Scan the entries below, and for each line that includes the word "with", make a copy.
===== RECORDS FOR THIS EXERCISE =====
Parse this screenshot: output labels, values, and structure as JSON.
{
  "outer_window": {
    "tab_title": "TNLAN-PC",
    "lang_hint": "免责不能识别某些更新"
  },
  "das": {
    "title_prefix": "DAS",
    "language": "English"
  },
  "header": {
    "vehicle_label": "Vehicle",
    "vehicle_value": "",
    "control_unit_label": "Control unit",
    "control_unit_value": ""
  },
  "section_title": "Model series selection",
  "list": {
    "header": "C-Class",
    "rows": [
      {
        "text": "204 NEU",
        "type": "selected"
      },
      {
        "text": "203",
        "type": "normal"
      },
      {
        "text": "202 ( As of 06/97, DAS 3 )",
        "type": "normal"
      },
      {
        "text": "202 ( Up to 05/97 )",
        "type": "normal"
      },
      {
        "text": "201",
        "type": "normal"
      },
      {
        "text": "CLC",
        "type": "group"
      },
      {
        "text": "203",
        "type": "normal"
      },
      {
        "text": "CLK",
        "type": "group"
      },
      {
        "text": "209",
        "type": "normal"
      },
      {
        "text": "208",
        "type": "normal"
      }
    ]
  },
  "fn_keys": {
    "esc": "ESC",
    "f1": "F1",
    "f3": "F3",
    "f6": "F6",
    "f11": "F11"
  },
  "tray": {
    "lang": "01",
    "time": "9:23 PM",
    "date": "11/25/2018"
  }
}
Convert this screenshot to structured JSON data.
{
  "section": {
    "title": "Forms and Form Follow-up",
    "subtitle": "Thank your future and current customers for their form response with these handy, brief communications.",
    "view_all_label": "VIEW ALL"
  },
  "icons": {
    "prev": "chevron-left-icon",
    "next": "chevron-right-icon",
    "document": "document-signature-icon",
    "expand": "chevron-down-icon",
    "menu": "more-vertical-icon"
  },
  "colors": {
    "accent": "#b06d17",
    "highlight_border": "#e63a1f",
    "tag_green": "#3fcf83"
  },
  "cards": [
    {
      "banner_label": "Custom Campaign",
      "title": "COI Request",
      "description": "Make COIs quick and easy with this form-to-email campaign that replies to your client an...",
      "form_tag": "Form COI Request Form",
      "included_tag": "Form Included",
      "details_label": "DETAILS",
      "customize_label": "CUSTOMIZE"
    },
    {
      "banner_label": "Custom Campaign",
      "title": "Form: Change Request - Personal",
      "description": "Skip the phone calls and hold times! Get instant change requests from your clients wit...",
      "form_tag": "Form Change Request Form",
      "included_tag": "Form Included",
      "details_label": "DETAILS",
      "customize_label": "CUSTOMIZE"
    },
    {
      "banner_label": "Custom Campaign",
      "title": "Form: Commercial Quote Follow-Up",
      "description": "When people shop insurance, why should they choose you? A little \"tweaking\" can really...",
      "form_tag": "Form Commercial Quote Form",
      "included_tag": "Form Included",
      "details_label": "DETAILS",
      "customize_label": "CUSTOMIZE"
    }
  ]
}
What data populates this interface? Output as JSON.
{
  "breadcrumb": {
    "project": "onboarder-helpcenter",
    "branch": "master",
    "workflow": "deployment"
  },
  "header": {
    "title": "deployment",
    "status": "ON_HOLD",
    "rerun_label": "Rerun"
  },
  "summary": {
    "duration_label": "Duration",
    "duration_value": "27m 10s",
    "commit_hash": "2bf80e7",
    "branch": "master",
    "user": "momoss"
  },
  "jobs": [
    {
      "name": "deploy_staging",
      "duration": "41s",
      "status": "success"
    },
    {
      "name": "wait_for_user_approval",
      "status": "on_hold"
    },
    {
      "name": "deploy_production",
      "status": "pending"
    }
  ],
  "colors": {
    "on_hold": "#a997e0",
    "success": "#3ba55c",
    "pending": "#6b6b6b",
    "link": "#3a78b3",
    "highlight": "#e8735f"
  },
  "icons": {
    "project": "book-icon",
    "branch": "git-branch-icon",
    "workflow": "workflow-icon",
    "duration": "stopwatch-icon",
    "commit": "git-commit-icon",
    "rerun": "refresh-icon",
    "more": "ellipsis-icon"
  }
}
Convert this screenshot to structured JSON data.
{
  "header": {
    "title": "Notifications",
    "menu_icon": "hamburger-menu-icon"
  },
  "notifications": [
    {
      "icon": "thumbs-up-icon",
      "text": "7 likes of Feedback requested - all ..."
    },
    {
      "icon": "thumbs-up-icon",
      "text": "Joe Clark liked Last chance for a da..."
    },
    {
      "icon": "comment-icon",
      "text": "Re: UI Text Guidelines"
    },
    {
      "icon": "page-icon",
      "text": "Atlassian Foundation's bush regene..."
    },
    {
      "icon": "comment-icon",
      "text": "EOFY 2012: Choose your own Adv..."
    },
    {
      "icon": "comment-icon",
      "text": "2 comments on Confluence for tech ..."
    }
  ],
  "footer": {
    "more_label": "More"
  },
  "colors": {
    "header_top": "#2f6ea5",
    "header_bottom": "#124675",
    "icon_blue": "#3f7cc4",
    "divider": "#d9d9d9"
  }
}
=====
◆ **RESPONSE TO THIS EXERCISE**
    "subtitle": "Thank your future and current customers for their form response with these handy, brief communications.",
      "description": "Make COIs quick and easy with this form-to-email campaign that replies to your client an...",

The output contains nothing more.